“A concerted effort called our QEP, a Quality Enhancement Plan, is underway which addresses the success and retention of first-year students. The QEP is an extremely well-thought out strategic effort with three main focal points developed by the PCC faculty and staff.

“First we require all first-year students to take and pass an academic success class. The course prepares students to create a career inventory for themselves. They develop an academic transfer plan if they expect to transfer to a four year college or university and the course emphasizes developing good study skills, use of college resources, and time management.”

A second feature of the QEP is an intense emphasis on academic advising. She said, “We provide the best opportunities possible for students to complete their goals by providing them with excellent academic advising from faculty leaders. This is a key component of the effort to help students meet their goals”
A third part of the QEP is the mandatory requirement that all incoming students go through a detailed orientation process. “We offer Orientation online for those students who find it more practical to participate in the process that way,” she reported.

She added, “I am confident that Pamlico Community College exceeding expectations on these five performance measures is proof of our commitment to creating an environment for student success and academic excellence.

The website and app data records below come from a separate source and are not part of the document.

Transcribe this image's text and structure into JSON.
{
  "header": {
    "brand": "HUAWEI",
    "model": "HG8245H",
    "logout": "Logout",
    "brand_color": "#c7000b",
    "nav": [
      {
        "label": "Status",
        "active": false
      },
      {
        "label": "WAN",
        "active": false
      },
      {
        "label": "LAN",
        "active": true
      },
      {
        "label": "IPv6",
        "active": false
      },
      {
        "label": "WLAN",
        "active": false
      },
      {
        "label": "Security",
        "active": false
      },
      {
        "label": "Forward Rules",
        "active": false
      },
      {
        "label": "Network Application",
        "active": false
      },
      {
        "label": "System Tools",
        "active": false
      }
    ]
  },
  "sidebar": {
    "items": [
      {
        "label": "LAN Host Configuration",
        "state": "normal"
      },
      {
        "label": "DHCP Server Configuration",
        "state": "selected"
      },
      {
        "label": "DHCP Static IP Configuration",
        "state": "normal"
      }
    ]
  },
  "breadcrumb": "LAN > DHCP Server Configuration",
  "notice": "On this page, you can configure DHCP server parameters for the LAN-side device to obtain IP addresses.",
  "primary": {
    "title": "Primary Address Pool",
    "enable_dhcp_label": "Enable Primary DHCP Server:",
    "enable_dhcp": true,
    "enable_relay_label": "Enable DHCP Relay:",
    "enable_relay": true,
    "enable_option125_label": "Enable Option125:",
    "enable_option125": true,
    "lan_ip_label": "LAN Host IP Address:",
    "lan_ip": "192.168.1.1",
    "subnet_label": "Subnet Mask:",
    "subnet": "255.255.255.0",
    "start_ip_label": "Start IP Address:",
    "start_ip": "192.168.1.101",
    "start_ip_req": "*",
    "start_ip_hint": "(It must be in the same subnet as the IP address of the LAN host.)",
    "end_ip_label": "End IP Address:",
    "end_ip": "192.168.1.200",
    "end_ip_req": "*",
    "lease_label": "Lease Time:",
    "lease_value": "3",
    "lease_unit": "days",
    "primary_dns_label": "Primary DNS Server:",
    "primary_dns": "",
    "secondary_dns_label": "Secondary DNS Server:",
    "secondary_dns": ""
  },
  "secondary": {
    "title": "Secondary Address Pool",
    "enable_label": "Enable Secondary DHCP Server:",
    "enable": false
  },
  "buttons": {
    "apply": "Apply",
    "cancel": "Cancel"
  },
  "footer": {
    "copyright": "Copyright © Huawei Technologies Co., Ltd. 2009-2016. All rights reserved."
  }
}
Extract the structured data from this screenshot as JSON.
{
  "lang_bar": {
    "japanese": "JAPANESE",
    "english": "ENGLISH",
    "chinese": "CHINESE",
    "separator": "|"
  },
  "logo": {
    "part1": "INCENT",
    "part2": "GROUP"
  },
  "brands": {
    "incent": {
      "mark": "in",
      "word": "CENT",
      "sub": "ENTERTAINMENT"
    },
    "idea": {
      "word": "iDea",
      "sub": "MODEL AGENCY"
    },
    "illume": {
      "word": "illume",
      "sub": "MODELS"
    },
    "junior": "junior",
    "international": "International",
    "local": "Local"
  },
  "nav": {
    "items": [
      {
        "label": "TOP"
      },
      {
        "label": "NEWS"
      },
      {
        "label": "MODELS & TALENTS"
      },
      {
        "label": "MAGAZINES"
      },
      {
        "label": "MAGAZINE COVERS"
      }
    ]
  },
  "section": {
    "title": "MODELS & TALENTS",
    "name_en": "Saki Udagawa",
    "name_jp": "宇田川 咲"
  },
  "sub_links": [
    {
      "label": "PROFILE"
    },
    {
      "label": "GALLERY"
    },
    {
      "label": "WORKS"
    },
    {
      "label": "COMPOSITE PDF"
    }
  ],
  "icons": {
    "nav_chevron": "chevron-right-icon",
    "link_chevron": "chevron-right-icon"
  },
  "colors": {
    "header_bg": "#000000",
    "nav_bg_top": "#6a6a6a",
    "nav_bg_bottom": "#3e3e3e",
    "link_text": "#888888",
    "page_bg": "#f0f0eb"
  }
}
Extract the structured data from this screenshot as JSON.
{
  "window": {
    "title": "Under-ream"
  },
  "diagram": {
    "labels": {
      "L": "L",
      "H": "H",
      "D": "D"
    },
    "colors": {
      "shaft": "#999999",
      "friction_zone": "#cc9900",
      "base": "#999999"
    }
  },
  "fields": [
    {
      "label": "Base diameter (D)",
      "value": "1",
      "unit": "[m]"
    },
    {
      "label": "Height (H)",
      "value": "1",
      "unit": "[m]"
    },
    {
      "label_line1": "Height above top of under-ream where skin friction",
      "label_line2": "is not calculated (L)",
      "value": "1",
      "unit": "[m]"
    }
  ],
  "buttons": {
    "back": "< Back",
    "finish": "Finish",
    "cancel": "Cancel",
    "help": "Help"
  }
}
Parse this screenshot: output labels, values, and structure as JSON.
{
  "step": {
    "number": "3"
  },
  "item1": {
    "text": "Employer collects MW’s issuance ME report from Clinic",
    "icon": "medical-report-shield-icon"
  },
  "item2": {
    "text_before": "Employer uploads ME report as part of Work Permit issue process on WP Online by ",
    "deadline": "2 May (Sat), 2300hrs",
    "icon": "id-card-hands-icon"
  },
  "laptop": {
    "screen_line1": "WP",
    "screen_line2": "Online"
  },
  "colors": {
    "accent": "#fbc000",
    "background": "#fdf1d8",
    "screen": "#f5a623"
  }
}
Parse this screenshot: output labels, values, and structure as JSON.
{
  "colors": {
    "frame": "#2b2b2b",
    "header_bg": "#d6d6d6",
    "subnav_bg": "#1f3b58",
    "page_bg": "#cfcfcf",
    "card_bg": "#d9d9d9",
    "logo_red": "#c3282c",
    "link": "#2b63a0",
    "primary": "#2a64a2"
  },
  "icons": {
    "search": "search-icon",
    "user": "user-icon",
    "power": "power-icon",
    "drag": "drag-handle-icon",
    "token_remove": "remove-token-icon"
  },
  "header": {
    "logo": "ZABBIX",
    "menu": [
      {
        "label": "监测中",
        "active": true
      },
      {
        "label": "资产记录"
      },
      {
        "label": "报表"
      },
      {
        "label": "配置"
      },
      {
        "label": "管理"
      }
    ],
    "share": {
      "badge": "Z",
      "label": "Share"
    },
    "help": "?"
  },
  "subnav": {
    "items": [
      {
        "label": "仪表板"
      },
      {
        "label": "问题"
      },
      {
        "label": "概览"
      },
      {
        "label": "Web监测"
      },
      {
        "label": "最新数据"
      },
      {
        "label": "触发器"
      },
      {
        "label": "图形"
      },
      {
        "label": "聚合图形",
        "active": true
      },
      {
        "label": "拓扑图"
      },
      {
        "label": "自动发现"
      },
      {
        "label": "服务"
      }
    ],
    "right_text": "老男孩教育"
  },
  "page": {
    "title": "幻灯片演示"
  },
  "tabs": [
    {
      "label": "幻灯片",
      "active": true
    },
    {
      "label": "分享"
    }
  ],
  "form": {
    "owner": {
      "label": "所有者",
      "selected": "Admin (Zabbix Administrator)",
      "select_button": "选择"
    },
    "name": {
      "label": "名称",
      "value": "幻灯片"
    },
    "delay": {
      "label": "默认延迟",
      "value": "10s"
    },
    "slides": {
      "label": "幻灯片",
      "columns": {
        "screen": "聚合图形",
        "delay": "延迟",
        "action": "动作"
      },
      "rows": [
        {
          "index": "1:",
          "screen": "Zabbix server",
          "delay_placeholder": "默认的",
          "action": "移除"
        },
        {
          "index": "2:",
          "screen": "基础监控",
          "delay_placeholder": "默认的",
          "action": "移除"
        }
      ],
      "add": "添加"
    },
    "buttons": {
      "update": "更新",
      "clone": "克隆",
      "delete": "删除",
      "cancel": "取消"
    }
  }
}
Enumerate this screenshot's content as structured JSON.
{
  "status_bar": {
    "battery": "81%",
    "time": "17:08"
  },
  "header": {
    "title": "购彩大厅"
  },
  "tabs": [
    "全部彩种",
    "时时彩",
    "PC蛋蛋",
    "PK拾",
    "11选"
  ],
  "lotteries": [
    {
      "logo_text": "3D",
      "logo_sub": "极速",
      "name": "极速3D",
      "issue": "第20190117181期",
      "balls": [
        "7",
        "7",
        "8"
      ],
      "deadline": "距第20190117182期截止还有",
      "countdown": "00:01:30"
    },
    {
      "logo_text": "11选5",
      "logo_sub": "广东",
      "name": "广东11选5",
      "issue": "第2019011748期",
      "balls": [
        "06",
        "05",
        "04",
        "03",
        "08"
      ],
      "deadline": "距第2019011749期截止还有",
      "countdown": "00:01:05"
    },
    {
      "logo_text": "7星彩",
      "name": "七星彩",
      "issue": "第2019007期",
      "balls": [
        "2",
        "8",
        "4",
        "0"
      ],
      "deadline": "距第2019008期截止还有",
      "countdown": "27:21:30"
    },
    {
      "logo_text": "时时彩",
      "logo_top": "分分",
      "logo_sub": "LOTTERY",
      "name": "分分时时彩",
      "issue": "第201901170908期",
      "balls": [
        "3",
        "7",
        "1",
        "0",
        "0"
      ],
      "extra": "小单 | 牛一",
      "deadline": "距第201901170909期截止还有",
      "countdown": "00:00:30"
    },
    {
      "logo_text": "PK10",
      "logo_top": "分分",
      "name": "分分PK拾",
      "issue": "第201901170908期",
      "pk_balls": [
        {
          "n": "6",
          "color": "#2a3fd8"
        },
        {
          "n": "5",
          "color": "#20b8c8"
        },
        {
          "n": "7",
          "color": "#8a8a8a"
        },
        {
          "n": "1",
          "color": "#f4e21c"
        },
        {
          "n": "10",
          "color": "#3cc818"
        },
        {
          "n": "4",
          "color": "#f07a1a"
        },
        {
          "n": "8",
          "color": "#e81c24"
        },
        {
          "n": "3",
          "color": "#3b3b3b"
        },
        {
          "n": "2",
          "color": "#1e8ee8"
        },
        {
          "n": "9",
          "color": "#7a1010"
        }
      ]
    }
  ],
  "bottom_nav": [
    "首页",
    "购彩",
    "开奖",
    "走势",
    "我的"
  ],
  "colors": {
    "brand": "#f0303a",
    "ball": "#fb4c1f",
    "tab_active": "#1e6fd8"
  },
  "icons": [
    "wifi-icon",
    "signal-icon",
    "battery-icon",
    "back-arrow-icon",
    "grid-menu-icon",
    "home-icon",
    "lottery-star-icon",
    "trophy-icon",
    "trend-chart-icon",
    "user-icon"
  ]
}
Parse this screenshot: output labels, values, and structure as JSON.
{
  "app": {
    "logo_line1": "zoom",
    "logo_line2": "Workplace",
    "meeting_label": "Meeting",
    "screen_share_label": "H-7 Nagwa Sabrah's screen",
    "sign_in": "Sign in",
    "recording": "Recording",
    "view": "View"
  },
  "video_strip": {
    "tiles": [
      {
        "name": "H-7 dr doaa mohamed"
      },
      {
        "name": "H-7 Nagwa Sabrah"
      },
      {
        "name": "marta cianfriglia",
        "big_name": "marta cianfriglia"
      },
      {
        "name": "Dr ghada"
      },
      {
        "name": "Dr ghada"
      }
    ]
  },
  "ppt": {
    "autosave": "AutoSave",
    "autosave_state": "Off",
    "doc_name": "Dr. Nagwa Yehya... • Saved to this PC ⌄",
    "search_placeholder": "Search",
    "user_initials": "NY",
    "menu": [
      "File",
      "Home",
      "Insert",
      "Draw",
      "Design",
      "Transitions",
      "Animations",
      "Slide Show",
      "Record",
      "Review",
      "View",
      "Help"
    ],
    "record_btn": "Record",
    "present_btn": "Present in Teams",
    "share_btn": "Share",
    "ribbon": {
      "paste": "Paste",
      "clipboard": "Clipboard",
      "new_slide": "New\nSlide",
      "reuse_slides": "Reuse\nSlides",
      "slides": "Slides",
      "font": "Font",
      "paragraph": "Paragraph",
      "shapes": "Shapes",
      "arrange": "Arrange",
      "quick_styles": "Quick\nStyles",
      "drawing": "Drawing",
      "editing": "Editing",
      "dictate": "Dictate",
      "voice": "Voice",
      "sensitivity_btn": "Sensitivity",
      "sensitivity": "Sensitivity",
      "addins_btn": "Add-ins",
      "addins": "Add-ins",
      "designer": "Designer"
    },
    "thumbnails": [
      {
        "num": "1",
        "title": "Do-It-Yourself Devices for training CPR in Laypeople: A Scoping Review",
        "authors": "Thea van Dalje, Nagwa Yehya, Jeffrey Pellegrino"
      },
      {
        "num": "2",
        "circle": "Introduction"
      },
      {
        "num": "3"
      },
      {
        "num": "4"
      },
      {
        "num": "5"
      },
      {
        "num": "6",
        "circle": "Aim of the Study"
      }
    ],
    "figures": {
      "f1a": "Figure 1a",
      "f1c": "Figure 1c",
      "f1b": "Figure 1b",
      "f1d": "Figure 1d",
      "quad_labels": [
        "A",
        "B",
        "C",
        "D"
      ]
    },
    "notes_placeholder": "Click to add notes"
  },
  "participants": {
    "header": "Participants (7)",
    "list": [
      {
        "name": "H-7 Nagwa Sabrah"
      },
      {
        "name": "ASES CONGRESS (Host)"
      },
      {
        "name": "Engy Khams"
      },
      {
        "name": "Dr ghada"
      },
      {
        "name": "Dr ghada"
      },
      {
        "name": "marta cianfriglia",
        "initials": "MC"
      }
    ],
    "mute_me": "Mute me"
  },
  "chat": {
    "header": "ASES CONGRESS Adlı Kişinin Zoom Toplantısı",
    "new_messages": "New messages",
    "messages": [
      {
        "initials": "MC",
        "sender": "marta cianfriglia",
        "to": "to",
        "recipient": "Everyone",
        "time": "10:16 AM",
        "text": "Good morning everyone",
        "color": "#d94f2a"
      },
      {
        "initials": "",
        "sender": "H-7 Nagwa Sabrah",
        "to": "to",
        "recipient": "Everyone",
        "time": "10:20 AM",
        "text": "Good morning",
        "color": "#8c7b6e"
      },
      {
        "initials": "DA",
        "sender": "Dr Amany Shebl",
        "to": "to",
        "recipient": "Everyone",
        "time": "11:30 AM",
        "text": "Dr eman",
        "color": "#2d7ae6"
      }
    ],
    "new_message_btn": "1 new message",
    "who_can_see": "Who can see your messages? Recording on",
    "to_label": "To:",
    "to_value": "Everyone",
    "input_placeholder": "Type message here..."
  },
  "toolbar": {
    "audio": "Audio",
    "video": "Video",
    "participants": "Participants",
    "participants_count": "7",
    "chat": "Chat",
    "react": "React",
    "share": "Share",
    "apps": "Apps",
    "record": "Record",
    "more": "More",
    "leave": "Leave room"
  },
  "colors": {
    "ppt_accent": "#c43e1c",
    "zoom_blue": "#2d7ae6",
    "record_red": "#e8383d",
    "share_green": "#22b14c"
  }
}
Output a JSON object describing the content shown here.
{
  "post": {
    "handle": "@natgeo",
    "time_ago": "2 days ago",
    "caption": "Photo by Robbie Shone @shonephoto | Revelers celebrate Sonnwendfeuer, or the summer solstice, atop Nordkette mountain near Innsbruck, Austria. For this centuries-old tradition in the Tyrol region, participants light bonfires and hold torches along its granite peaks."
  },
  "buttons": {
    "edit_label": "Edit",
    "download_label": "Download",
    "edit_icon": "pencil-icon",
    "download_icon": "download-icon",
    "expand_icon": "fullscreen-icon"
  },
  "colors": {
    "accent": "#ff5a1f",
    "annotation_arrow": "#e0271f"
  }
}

We have a very clear bottom-line goal at the college and that is helping students successfully complete their educational goals.”

She also noted that these efforts are campus wide, not just focused on academic programs of study, but also on those programs that fall under the description of workforce development and career training.
Pamlico Community College was the leader in North Carolina’s Community College System by meeting or exceeding these five goals:

  • GED, High School Equivalency passing rate of 82%.
  • Success by students in developmental math classes, 78% of students who were required to take a developmental math class subsequently successfully completed a college level math class.
  • First year progression rate, 86% of students who enrolled in 12 semester hours their first year successfully completed 12 semester hours.
  • Curriculum completion rate, more than half of the students seeking credentials or degrees either graduated, * transferred, or were still enrolled.
  • Transfer performance, 100% of students who transferred to a four year institution earned a GPA of 2.0 or better after two semesters at that institution.

Dr. Fraser-Molina added, “While we are certainly overjoyed at this report, we are by no means taking any time to rest on our laurels. The college’s Quality Enhancement Plan is an ongoing, living, day-to-day endeavor. Each day brings a new opportunity for us to examine everything we are doing to see how we can do it better.”
Noting that Pamlico Community College is the smallest of the 58 community colleges in North Carolina, Brandi McCullough, Director of Planning, Research, and Institutional effectiveness, observed, “Small is good. Because we are small, we can more easily see what works and what doesn’t work and adapt accordingly.”
Commenting on the distinctive report from the North Carolina Community College system, PCC President Cleve H. Cox said, “It is truly an honor to be associated with a group of employees who obviously are committed to their jobs and those we serve. I am proud of each and every one of the fine folks who work at PCC.”